-------- RECORD EXCERPTS

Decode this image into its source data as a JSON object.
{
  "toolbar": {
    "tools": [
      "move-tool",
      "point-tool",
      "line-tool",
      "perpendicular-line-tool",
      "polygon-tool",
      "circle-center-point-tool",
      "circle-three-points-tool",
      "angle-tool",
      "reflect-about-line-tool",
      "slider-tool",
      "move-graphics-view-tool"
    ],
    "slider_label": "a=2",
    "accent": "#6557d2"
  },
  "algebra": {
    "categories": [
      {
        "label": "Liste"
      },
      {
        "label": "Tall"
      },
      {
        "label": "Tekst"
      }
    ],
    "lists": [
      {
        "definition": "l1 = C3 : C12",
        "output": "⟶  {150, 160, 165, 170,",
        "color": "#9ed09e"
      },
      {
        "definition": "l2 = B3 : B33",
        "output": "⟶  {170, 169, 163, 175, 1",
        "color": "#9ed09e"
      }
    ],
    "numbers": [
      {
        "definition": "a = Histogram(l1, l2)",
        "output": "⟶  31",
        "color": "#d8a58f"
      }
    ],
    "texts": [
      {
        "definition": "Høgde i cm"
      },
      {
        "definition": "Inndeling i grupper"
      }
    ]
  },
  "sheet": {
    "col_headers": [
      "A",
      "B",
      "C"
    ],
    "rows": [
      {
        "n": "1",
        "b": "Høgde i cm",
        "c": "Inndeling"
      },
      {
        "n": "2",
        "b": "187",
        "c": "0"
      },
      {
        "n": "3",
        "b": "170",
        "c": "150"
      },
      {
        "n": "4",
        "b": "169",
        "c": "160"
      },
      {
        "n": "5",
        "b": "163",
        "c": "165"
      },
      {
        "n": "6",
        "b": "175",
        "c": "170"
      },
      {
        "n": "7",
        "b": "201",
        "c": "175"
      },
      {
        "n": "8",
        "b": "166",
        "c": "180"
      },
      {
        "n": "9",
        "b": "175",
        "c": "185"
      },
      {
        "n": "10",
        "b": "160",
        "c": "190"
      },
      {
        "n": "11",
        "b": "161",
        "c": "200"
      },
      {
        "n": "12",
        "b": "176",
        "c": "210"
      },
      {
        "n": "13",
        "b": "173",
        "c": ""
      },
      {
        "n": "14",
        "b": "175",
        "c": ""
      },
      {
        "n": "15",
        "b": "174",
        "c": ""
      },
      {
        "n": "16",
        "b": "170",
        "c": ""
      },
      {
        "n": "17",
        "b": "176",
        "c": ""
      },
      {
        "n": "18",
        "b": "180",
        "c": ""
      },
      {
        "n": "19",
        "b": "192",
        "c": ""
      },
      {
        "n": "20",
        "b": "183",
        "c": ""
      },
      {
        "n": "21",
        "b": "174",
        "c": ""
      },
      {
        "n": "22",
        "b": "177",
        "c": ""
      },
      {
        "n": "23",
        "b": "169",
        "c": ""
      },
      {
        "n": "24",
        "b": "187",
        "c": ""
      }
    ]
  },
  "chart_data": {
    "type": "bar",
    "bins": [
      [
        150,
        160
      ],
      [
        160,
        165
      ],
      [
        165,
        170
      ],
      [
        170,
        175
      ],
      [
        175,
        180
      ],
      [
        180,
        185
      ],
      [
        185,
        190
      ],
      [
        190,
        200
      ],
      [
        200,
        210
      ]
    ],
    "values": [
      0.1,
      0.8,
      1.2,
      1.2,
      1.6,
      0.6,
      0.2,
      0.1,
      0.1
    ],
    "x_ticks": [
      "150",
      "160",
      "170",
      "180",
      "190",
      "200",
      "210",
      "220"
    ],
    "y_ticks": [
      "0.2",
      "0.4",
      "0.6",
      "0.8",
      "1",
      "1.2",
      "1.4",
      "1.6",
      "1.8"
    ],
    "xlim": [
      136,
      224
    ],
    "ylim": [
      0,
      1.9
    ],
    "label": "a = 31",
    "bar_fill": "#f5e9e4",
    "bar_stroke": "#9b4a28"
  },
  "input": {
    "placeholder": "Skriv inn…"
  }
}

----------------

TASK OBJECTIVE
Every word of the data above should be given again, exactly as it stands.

ANSWER SECTION
Decode this image into its source data as a JSON object.
{
  "toolbar": {
    "tools": [
      "move-tool",
      "point-tool",
      "line-tool",
      "perpendicular-line-tool",
      "polygon-tool",
      "circle-center-point-tool",
      "circle-three-points-tool",
      "angle-tool",
      "reflect-about-line-tool",
      "slider-tool",
      "move-graphics-view-tool"
    ],
    "slider_label": "a=2",
    "accent": "#6557d2"
  },
  "algebra": {
    "categories": [
      {
        "label": "Liste"
      },
      {
        "label": "Tall"
      },
      {
        "label": "Tekst"
      }
    ],
    "lists": [
      {
        "definition": "l1 = C3 : C12",
        "output": "⟶  {150, 160, 165, 170,",
        "color": "#9ed09e"
      },
      {
        "definition": "l2 = B3 : B33",
        "output": "⟶  {170, 169, 163, 175, 1",
        "color": "#9ed09e"
      }
    ],
    "numbers": [
      {
        "definition": "a = Histogram(l1, l2)",
        "output": "⟶  31",
        "color": "#d8a58f"
      }
    ],
    "texts": [
      {
        "definition": "Høgde i cm"
      },
      {
        "definition": "Inndeling i grupper"
      }
    ]
  },
  "sheet": {
    "col_headers": [
      "A",
      "B",
      "C"
    ],
    "rows": [
      {
        "n": "1",
        "b": "Høgde i cm",
        "c": "Inndeling"
      },
      {
        "n": "2",
        "b": "187",
        "c": "0"
      },
      {
        "n": "3",
        "b": "170",
        "c": "150"
      },
      {
        "n": "4",
        "b": "169",
        "c": "160"
      },
      {
        "n": "5",
        "b": "163",
        "c": "165"
      },
      {
        "n": "6",
        "b": "175",
        "c": "170"
      },
      {
        "n": "7",
        "b": "201",
        "c": "175"
      },
      {
        "n": "8",
        "b": "166",
        "c": "180"
      },
      {
        "n": "9",
        "b": "175",
        "c": "185"
      },
      {
        "n": "10",
        "b": "160",
        "c": "190"
      },
      {
        "n": "11",
        "b": "161",
        "c": "200"
      },
      {
        "n": "12",
        "b": "176",
        "c": "210"
      },
      {
        "n": "13",
        "b": "173",
        "c": ""
      },
      {
        "n": "14",
        "b": "175",
        "c": ""
      },
      {
        "n": "15",
        "b": "174",
        "c": ""
      },
      {
        "n": "16",
        "b": "170",
        "c": ""
      },
      {
        "n": "17",
        "b": "176",
        "c": ""
      },
      {
        "n": "18",
        "b": "180",
        "c": ""
      },
      {
        "n": "19",
        "b": "192",
        "c": ""
      },
      {
        "n": "20",
        "b": "183",
        "c": ""
      },
      {
        "n": "21",
        "b": "174",
        "c": ""
      },
      {
        "n": "22",
        "b": "177",
        "c": ""
      },
      {
        "n": "23",
        "b": "169",
        "c": ""
      },
      {
        "n": "24",
        "b": "187",
        "c": ""
      }
    ]
  },
  "chart_data": {
    "type": "bar",
    "bins": [
      [
        150,
        160
      ],
      [
        160,
        165
      ],
      [
        165,
        170
      ],
      [
        170,
        175
      ],
      [
        175,
        180
      ],
      [
        180,
        185
      ],
      [
        185,
        190
      ],
      [
        190,
        200
      ],
      [
        200,
        210
      ]
    ],
    "values": [
      0.1,
      0.8,
      1.2,
      1.2,
      1.6,
      0.6,
      0.2,
      0.1,
      0.1
    ],
    "x_ticks": [
      "150",
      "160",
      "170",
      "180",
      "190",
      "200",
      "210",
      "220"
    ],
    "y_ticks": [
      "0.2",
      "0.4",
      "0.6",
      "0.8",
      "1",
      "1.2",
      "1.4",
      "1.6",
      "1.8"
    ],
    "xlim": [
      136,
      224
    ],
    "ylim": [
      0,
      1.9
    ],
    "label": "a = 31",
    "bar_fill": "#f5e9e4",
    "bar_stroke": "#9b4a28"
  },
  "input": {
    "placeholder": "Skriv inn…"
  }
}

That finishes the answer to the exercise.